**Task brief**
Wherever the string "خریدار" turns up in the data, copy the whole line.

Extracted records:
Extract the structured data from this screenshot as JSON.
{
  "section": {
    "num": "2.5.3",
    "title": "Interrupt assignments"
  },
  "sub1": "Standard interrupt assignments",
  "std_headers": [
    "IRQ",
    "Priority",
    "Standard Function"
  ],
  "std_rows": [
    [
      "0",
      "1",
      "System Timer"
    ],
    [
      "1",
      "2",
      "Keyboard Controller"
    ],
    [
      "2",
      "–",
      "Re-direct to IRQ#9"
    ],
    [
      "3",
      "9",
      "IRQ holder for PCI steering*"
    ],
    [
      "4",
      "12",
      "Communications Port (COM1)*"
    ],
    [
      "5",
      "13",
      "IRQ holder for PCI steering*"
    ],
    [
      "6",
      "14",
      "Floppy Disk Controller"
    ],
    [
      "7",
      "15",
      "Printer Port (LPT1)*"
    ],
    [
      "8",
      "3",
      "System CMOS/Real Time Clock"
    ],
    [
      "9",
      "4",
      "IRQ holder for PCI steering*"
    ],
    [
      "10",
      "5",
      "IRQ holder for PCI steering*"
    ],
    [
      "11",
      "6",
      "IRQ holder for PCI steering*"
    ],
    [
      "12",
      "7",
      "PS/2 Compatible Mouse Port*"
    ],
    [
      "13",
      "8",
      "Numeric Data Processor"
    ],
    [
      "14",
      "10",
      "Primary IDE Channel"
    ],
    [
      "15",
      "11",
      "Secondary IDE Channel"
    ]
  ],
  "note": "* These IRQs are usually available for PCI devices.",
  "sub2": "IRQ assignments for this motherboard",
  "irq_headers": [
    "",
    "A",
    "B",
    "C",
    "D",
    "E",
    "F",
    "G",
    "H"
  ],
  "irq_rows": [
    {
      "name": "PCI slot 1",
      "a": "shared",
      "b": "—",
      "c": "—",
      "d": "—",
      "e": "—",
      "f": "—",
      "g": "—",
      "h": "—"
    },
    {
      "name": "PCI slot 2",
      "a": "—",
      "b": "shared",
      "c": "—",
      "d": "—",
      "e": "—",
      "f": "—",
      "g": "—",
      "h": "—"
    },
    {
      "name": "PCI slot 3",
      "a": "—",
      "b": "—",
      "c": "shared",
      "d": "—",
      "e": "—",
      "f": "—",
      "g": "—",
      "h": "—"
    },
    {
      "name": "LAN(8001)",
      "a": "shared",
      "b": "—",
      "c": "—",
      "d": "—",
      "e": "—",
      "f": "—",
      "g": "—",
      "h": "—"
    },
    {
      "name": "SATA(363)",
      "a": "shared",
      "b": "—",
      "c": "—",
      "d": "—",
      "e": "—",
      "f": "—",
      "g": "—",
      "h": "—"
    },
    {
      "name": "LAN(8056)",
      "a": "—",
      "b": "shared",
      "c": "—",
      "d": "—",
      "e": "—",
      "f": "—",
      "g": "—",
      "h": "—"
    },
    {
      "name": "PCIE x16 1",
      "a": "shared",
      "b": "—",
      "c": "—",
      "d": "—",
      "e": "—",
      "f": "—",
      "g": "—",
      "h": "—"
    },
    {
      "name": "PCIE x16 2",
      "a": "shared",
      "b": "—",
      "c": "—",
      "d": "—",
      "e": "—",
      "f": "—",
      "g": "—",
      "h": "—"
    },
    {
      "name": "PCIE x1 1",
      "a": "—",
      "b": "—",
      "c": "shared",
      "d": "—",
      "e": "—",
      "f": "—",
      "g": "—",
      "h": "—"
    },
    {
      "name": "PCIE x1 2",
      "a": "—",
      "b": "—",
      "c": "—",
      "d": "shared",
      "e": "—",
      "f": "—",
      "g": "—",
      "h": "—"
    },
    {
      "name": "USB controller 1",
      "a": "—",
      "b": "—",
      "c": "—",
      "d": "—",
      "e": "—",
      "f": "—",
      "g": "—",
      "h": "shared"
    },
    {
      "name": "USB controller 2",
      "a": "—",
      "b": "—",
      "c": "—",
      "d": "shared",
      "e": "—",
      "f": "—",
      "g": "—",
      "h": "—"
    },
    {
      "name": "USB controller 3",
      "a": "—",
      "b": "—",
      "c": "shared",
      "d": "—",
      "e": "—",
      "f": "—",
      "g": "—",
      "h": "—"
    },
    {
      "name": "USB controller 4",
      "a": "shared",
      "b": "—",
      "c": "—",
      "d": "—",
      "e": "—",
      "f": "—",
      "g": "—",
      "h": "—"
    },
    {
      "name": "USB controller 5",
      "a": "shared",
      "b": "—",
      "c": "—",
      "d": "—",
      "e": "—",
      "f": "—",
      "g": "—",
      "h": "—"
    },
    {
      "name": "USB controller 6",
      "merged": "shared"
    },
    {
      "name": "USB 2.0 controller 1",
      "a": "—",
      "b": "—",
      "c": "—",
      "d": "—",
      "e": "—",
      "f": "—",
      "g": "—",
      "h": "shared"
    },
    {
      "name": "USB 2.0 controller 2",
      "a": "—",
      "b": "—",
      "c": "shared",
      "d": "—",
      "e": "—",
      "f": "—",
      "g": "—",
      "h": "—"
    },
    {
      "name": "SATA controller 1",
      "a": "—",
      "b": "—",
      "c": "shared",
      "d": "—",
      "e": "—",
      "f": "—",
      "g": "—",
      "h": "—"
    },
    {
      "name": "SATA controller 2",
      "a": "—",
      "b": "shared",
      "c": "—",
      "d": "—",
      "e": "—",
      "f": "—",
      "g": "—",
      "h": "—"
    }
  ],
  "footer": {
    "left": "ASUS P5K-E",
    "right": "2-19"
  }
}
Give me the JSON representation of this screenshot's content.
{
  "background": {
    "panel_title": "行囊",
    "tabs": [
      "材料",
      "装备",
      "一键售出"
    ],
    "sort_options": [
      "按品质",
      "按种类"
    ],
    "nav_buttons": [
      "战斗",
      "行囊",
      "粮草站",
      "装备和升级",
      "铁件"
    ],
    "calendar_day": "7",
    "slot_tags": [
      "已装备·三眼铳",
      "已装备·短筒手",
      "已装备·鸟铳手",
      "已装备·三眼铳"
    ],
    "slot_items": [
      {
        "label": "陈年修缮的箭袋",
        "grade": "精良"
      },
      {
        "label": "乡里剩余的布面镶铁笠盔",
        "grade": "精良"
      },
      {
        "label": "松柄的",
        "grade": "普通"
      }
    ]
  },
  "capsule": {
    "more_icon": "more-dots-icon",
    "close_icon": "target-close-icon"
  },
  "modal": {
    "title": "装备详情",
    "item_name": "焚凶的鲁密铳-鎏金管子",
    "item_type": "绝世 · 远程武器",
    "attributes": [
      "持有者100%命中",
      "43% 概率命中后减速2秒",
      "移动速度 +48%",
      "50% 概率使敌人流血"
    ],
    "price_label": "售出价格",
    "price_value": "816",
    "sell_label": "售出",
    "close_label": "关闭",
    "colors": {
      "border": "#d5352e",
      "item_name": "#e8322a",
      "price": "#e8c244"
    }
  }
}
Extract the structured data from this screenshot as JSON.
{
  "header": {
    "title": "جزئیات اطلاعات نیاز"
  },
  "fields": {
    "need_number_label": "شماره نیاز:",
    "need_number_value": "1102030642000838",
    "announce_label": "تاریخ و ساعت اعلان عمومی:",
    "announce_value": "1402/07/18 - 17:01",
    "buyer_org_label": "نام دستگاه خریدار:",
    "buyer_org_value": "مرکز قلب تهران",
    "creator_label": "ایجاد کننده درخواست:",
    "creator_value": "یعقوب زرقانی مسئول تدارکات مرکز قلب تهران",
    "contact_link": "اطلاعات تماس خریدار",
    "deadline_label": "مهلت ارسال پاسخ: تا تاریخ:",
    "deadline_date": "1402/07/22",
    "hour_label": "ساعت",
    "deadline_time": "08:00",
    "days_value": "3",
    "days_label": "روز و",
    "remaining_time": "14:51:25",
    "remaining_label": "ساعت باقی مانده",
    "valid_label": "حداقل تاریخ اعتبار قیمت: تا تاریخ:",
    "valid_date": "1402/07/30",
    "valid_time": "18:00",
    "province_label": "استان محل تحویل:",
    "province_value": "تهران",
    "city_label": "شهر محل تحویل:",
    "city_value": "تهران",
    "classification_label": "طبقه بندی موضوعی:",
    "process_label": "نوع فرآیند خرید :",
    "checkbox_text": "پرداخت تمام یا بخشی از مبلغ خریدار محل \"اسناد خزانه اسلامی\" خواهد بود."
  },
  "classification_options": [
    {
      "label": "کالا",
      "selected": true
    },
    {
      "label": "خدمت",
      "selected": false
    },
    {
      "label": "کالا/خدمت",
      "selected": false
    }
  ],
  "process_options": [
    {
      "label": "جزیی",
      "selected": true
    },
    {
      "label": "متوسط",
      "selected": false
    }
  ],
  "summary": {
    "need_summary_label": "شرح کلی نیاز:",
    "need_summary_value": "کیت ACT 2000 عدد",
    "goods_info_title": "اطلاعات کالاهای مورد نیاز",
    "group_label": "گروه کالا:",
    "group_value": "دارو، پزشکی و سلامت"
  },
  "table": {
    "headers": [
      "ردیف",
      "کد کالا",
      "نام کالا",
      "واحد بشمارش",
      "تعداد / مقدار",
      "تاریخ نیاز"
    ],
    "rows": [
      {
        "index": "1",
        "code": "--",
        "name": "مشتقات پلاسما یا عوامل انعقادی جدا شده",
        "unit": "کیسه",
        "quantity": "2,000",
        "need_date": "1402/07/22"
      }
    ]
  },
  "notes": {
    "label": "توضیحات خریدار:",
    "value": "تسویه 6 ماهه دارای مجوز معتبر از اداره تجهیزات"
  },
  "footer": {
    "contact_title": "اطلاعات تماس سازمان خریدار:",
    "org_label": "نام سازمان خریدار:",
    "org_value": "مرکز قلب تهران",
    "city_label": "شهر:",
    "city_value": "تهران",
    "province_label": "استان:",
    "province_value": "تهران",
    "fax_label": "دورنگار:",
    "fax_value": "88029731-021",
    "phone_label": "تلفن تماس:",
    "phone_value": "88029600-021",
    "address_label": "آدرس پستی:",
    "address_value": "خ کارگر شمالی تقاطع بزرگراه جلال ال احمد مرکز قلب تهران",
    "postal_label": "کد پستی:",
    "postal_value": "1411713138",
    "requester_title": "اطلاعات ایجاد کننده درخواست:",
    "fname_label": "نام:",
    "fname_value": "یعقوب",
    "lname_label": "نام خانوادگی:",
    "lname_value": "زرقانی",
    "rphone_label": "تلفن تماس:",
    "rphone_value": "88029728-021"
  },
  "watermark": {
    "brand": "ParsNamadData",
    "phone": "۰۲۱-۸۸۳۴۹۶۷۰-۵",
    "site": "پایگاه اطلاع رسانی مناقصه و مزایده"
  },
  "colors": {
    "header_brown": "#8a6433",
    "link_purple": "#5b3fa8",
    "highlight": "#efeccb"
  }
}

**Solution to the problem**
    "buyer_org_label": "نام دستگاه خریدار:",
    "contact_link": "اطلاعات تماس خریدار",
    "checkbox_text": "پرداخت تمام یا بخشی از مبلغ خریدار محل \"اسناد خزانه اسلامی\" خواهد بود."
    "label": "توضیحات خریدار:",
    "contact_title": "اطلاعات تماس سازمان خریدار:",
    "org_label": "نام سازمان خریدار:",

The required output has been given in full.